Semantics (from Ancient Greek: σημαντικός sēmantikós, “significant”) is the linguistic and philosophical study of meaning in language, programming languages, formal logics, and semiotics. It is concerned with the relationship between signifiers—like words, phrases, signs, and symbols—and what they literally mean, called their denotation.

In international logical jargon, semantics is also called semasiology. The word semantics was first utilized by Michel Bréal, a French philologist. It denotes a range of ideas—from the popular to the highly technical. It is regularly utilized in conventional language for issues of understanding that come down to word choice or implication. This issue of comprehension has been the subject of numerous conventional inquiries, over an extensive stretch of time, particularly in the field of formal semantics.  In linguistics, it is the study of the interpretation of signs or symbols used in agents or communities within particular circumstances and contexts.[3] Within this view, sounds, outward appearances, non-verbal communication, and proxemics have semantic (important) content, and each contains a few parts of the study. In composed language, things like passage structure and accentuation bear semantic substance; different types of language bear other semantic content.

The proper study of semantics crosses with numerous different fields of request, including lexicology, linguistic structure, pragmatics, derivation, and others. Additionally, semantics is a well-characterized field in its own right, frequently with manufactured properties. In the way of thinking of language, semantics and reference are firmly associated. Further related fields incorporate philology, correspondence, and semiotics. The conventional investigation of semantics can be complex.

Semantics appears differently in relation to sentencing structure, the investigation of the combinatorics of units of a language (without reference to their importance), pragmatics, the investigation of the connections between the images of a language, their significance, and the clients of the language. Semantics, as a field of concentration,  also have critical connections to different authentic hypotheses of significance including truth speculations of significance, soundness hypotheses of importance, and correspondence speculations of importance. Each of these is identified with the general philosophical investigation of the real world and the portrayal of significance. In the 1960s, psychosomatic concentrates wound up prevalent after Osgood’s multifaceted examinations utilizing his semantic differential (SD) technique that utilized descriptive word bipolar scales. A particular type of the SD, Projective Semantics method[6] utilizes most of the normal and unbiased things that relate to the 7 gatherings (factors) of descriptive word scales most reliably found in culturally diverse examinations (Evaluation, Potency, Activity as found by Osgood, and Reality, Organization, Complexity, Limitation as found in different investigations). In this technique, seven gatherings of bipolar descriptive word scales were compared to seven types of things, so the strategy was thought to have the article scale balance (OSS) between the scales and things for assessment utilizing these scales. For instance, the things compared to the recorded 7 elements would be: Beauty, Power, Motion, Life, Work, Chaos, Law. Magnificence was relied upon to be surveyed unequivocally as “generally excellent” on descriptive words of Evaluation-related scales, Life as “genuine” on Reality-related scales, and so on. Be that as it may, deviations in this symmetric and fundamental framework may show basic predispositions of two sorts: scales-related inclination and item-related inclination.
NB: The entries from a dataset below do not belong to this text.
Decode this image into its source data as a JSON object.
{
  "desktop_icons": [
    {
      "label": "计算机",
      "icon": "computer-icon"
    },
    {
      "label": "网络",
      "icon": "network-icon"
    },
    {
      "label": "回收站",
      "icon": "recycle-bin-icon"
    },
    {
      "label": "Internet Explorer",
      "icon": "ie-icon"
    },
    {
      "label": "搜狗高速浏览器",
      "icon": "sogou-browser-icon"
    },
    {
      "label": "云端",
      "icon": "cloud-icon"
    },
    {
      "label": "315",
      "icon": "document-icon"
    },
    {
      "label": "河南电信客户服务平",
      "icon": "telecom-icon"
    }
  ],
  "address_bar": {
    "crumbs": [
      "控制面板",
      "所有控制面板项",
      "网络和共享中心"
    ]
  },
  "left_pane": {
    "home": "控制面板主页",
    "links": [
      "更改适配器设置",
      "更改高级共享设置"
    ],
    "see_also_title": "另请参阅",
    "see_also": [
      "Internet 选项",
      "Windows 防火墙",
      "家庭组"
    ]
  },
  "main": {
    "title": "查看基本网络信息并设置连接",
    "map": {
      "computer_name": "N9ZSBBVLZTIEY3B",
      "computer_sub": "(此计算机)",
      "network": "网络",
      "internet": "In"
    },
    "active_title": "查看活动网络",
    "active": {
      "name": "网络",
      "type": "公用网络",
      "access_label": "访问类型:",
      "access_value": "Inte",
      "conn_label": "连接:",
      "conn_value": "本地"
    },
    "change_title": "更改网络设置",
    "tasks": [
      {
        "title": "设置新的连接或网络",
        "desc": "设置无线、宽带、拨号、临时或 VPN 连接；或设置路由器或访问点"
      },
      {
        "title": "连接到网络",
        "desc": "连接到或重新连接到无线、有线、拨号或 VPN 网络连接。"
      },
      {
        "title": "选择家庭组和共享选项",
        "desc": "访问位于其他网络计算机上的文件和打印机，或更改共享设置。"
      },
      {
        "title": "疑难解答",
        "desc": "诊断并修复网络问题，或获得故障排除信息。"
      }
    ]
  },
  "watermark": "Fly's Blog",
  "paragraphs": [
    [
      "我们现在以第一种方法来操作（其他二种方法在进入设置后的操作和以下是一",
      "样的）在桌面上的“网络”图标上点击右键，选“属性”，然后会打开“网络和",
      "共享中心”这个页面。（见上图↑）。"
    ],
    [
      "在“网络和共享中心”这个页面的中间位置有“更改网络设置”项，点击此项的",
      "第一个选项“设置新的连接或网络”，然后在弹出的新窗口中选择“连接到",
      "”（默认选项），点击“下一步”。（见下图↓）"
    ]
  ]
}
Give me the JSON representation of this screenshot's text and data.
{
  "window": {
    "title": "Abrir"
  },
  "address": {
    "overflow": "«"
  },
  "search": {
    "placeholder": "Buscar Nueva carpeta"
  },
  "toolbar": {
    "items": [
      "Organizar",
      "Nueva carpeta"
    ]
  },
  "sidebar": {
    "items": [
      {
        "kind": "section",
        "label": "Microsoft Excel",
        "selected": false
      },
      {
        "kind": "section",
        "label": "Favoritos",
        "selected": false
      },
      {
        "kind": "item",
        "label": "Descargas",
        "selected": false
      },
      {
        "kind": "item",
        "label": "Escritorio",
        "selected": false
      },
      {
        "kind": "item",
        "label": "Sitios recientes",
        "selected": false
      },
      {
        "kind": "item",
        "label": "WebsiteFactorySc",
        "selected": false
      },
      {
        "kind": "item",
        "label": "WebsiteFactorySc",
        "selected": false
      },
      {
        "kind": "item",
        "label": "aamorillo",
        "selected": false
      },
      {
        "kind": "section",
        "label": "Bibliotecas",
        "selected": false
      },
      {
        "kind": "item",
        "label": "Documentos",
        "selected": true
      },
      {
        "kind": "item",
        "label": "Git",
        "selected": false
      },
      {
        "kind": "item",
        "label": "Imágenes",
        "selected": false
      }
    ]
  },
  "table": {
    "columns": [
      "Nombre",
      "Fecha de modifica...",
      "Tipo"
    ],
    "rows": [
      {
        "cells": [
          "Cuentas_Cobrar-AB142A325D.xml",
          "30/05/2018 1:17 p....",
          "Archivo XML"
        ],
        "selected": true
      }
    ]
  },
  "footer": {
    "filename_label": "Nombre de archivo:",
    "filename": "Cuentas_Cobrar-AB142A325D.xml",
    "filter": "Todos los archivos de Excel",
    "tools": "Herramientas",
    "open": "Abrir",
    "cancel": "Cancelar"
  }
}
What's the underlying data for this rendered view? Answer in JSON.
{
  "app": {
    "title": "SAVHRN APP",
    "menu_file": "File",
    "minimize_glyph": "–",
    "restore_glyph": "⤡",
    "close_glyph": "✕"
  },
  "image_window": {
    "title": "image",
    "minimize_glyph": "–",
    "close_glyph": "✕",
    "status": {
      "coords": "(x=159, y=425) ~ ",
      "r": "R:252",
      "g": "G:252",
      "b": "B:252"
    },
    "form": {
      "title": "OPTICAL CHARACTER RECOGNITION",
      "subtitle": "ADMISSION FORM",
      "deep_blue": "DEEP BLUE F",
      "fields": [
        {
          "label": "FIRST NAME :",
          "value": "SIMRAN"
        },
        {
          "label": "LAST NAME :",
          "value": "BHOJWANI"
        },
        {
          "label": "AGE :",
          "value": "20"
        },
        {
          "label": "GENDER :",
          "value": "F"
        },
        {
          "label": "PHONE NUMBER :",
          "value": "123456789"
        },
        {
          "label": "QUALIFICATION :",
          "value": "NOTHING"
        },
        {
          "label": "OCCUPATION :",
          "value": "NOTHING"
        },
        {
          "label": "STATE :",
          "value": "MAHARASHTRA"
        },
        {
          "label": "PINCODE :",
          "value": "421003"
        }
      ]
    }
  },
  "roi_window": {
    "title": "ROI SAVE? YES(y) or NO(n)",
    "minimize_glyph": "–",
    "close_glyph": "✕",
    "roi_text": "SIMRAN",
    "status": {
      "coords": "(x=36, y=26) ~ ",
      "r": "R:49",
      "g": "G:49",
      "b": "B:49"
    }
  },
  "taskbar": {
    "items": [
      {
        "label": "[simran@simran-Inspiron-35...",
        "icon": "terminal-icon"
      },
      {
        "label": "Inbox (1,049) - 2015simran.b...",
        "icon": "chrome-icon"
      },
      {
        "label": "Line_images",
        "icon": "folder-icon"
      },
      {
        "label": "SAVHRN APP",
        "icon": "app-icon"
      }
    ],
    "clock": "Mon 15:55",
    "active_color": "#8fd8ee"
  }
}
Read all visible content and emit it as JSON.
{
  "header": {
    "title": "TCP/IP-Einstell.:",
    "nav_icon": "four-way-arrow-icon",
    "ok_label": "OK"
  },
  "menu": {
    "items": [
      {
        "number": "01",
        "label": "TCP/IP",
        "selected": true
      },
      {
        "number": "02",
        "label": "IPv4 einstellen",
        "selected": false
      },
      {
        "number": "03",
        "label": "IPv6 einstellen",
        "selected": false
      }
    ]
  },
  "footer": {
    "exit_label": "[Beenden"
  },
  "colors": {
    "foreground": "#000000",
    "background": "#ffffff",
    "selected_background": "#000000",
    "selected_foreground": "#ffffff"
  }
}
This OSS configuration intended to build the affectability of the SD strategy to any semantic predispositions in reactions of individuals inside a similar culture and instructive foundation.


In linguistics, semantics is the subfield that is devoted to the study of meaning, inherently at the levels of words, phrases, sentences, and larger units of discourse (termed texts, or narratives). The investigation of semantics is additionally firmly connected to the subjects of portrayal, reference, and meaning. The essential investigation of semantics is arranged to the assessment of the importance of signs, and the investigation of relations between various etymological units and mixes: homonymy, synonymy, antonymy, hypernymy, hyponymy, meronymy, metonymy, holonymy, paronyms. A key concern is the way significance connects to bigger pieces of content, perhaps because of the arrangement from smaller units of importance. Customarily, semantics has incorporated the investigation of sense and denotative reference, truth conditions, contention structure, topical jobs, talk examination, and the linkage of these to linguistic structure.

Montague grammar

In the late 1960s, Richard Montague proposed a framework for characterizing semantic sections in the vocabulary with lambda math. In these terms, the syntactic parse of the sentence John ate each bagel would comprise of a subject (John) and a predicate (ate each bagel); Montague showed that the significance of the sentence e could be deteriorated into the implications of its parts and with relatively few guidelines. The sensible predicate in this way would be explained further, for example utilizing truth hypothesis models, which at last relate implications to a lot of Tarskian universals, which may lie outside the rationale. The idea of such important molecules or natives is essential to the language of idea theory from the 1970s. 

Despite its elegance, Montague grammar was limited by the context-dependent variability in word sense and led to several attempts at incorporating context, such as: 

•Situation semantics (1980s): truth-values are incomplete, they get assigned based on context

•Generative lexicon (1990s): categories (types) are incomplete, and get assigned based on context